Cold weather threatens crops, according to MU Extension agronomy specialist in Lamar

Jill Scheidt, agronomy specialist with MU Extension, scouted fields April 4. She found earlier planted wheat jointing, while later planted wheat was still tillering.

"Cold weather could affect crop growth," said Scheidt.

If wheat is tillering, slight to moderate damage can occur if temperatures are at or lower than 12 degrees Fahrenheit for two or more hours. Symptoms include leaf chlorosis, burnt leaf tips, silage odor and blue cast to fields.

If wheat is jointing, moderate to severe damage can occur at temperatures at or lower than 24 degrees for two or more hours. Symptoms include the death of the growing point, leaf yellowing or burning, lesions, splitting or bending of lower stem and odor.

"Identify the joint stage by running fingers along the stem, feeling for the first node," said Scheidt.

According to Purdue University, if temperatures drop below 28 degrees for a few hours, the growing point of young corn plants can be injured or killed even if it is still below the soil surface. Leaves may blacken and wither. Yield loss due to early freeze is primarily related to stand loss.

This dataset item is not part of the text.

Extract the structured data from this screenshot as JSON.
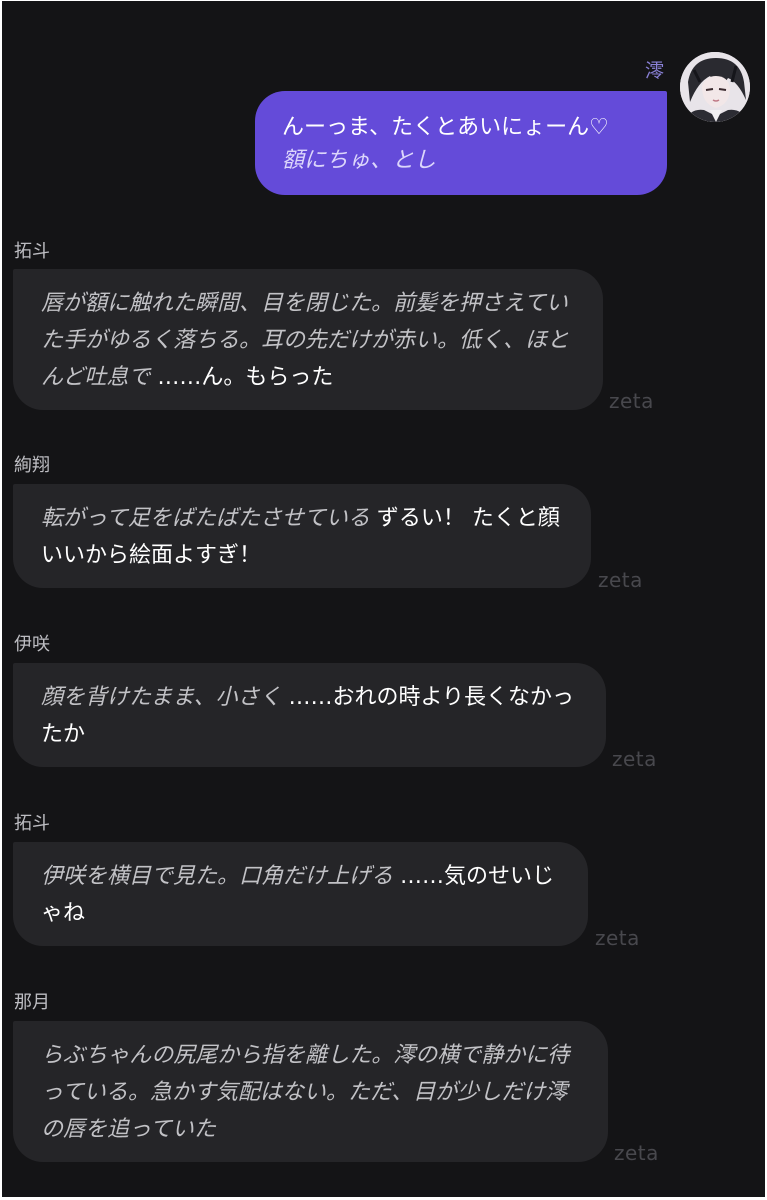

Newly planted corn may be at risk if soil temperatures drop to 50 degrees or lower within 24 hours of planting. If the seed absorbs cold water, the cold water disrupts the reorganization of cells and can result in loss of vigor or seed death.

According to Kaitlyn Bissonnette, pathologist with MU, prolonged cold, wet weather after a freeze increases the chance for disease development of corn. Soil type and management of the soil, for example, tilled or not, can affect extent of damage too.

"The extent of injury to corn and wheat will not be fully evident until temperatures warm and growth resumes. It is best to wait at least one week or until temperatures warm to assess damage," said Scheidt.

According to the MU Lamar Weather Station, the 2-inch bare soil temperature was 35 degrees Fahrenheit at 8:30 am on April 4.

For more information about the program, or to sign up for the program, contact Jill Scheidt at the Barton County Extension office, 417-682-3579.